Show Less
Restricted access

The English Protestant Churches since 1770

Politics, Class and Society

Kenneth Hylson-Smith

This book aims to describe and analyse the political and social thinking, attitudes and actions of the English Protestant churches since the late eighteenth century. It focuses in particular on how they have responded to the plight of the least privileged members of society – individuals and groups marginalised or placed at a disadvantage as a consequence of their ethnicity or socioeconomic circumstances. These have been the nation’s underdogs, the most powerless of its inhabitants, and this book explores the involvement of the churches in attempting to create a fairer society, from the anti-slavery campaign to the present day.

Show Summary Details
Restricted access

Chapter 3: The churches and continuing massive social change: 1832 to c.1870


← 116 | 117 →


The churches and continuing massive social change: 1832 to c.1870

The churches in the midst of massive social change

Few would question the remarkable scale of change in the political, social and economic landscape of England in the years covered by this chapter. Although the 1832 Reform Act extended the franchise, its importance was more in the fact that it was the first substantial breaking of the political mould that had previously existed for almost two hundred years. It heralded the beginning of a new attitude to political life to a degree that was not fully appreciated, and with consequences that could not have been fully realised, at the time.
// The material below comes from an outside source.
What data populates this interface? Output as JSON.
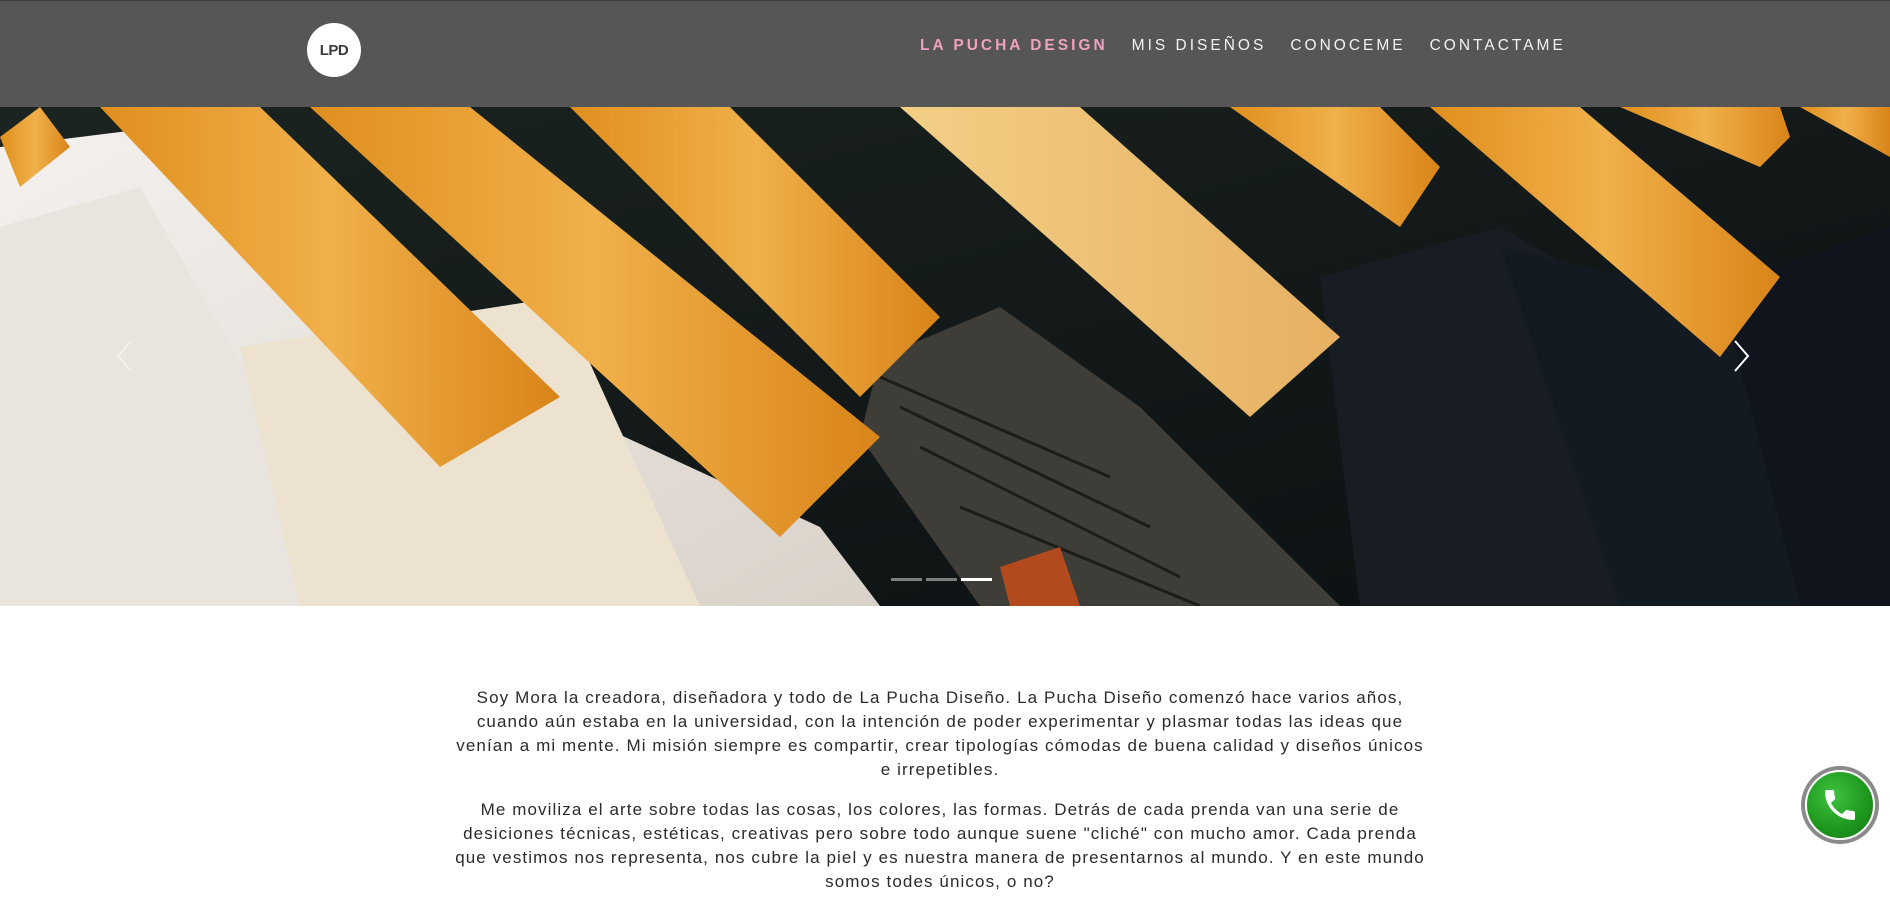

It was in fact a watershed. Gone forever was the old order in which the landed and privileged classes had exclusive control over a tight and closed political regime that was almost entirely uninfluenced, or even affected, except on certain occasions, by the opinions of the vast majority of the population that had no say in what was discussed or decided. In 1832, the first big step was taken on the road to the fully fledged modern state. It was the initial measure that was to be succeeded within a hundred years by the further extension of the franchise, including votes for women; the emergence of political parties with precise programmes and policies, including one later that was specifically geared to the needs and demands of the working...

You are not authenticated to view the full text of this chapter or article.

This site requires a subscription or purchase to access the full text of books or journals.

Do you have any questions? Contact us.

Or login to access all content.